There have been a lot of great posters promoting good manners in Tokyo transit over the years, and the latest series from Seibu Railways inspired by ukiyo-e is, well, quite inspired. See the rest of them in this Spoon & Tamago post.
Opening in Ryogoku this month (on the 22nd, to be exact) is the Sumida Hokusai Museum. Here’s a description from Time Out Tokyo:
Spending a day in Ryogoku is set to become even more of a necessity for tourists from this November, when the neighbourhood that already houses the Edo-Tokyo Museum and the Kokugikan will see the opening of a museum dedicated entirely to Edo-era Sumida’s most famous son – ukiyo-e superstar Katsushika Hokusai. In addition to viewing displays of the woodblock print wizard’s countless masterpieces, you’ll get to learn about Hokusai the man, his life in Sumida and what the city looked like between 1760, when Hokusai was born in Katsushika, and 1849, when he died and was buried at Seikyoji Temple in Asakusa.
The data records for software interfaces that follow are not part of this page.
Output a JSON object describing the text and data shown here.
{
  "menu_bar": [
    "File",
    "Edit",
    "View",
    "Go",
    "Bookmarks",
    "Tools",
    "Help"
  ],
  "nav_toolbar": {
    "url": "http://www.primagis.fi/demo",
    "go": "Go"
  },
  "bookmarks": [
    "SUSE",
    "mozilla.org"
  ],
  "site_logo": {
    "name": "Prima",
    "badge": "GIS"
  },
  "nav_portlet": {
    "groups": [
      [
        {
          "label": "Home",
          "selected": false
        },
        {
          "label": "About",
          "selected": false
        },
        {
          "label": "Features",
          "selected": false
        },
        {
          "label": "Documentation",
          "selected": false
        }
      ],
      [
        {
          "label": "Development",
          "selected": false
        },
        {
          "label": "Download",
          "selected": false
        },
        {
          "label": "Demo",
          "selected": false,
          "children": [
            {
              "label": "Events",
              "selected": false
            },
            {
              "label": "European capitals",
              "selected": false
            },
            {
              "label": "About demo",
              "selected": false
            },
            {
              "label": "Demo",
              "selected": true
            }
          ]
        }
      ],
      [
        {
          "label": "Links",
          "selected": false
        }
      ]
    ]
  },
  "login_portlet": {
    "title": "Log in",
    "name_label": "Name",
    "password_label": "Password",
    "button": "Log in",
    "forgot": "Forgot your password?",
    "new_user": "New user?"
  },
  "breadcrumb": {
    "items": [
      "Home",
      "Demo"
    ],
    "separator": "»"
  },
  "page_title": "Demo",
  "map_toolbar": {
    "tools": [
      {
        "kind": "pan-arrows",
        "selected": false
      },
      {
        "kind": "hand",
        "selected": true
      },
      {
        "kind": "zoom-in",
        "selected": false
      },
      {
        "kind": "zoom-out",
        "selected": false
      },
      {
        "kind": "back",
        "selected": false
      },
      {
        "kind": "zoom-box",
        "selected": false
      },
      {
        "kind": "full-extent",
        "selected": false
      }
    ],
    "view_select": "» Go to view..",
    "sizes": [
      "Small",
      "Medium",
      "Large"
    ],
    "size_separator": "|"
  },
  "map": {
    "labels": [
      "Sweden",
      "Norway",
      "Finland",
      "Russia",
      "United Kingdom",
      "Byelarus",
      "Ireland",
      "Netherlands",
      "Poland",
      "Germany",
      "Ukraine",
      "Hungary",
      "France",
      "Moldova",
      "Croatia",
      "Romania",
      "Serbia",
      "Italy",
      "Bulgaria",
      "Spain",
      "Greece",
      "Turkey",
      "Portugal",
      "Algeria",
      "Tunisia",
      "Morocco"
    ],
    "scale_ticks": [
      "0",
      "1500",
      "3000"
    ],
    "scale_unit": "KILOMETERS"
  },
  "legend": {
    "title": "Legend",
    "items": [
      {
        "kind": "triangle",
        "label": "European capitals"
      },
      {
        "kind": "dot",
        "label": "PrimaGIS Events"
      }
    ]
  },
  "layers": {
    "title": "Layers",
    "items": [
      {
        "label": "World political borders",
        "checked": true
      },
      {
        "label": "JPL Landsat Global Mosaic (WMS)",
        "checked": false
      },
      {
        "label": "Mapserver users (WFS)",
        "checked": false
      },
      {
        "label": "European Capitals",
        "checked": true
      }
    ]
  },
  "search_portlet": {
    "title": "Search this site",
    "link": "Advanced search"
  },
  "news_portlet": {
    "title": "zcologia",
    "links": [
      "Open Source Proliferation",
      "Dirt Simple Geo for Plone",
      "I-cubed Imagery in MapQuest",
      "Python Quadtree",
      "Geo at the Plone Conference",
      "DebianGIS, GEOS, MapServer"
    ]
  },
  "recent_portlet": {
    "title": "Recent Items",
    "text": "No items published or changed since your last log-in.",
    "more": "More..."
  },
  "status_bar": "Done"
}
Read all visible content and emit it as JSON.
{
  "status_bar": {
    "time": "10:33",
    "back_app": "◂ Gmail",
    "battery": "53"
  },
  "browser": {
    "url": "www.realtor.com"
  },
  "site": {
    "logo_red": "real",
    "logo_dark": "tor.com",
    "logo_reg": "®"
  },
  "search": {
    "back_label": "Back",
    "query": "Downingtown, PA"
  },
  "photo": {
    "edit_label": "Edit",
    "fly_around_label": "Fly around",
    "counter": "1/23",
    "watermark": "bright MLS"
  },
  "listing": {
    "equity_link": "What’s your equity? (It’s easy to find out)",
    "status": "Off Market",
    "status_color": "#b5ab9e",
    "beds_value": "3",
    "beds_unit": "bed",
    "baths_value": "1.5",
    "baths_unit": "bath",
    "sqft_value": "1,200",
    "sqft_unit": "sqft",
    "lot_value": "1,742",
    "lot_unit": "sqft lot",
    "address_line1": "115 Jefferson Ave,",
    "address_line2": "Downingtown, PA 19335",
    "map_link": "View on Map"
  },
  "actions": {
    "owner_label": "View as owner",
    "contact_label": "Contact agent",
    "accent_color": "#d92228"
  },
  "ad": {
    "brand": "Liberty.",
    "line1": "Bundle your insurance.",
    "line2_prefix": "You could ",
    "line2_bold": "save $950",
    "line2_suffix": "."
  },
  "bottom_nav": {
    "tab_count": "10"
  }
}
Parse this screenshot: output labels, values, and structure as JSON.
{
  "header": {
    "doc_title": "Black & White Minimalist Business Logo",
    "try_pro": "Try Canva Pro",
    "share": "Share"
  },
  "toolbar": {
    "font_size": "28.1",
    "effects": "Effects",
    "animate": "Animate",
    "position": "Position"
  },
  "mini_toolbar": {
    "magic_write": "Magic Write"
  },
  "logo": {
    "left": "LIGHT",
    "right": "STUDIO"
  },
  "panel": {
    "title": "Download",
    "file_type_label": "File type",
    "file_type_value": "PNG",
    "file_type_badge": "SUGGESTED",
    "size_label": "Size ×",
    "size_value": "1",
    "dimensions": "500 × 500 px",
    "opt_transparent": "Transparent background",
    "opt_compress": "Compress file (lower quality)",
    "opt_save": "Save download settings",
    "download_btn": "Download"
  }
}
Visitors will also want to check out the full-scale master’s atelier, a reconstruction based on a painting by Hokusai apprentice Iitsu Tsuyuki.
This Time Out entry includes more details.